App and web page records
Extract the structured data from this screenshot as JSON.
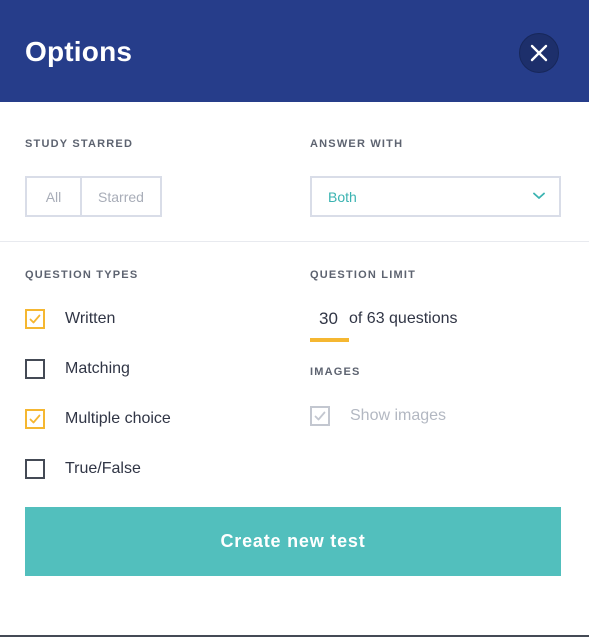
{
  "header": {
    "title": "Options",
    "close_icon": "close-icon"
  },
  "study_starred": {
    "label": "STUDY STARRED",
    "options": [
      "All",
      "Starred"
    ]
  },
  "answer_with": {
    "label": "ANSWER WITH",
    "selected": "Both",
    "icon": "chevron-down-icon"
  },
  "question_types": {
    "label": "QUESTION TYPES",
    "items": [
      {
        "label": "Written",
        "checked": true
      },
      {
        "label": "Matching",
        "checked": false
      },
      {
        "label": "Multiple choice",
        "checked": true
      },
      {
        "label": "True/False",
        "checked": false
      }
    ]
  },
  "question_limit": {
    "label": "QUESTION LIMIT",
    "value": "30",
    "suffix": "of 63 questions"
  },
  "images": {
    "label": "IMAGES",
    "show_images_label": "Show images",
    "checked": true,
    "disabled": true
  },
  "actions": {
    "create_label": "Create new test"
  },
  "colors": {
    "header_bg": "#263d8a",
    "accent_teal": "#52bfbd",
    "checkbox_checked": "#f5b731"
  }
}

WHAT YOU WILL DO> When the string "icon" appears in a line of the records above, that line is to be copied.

OUTPUT>
    "close_icon": "close-icon"
    "icon": "chevron-down-icon"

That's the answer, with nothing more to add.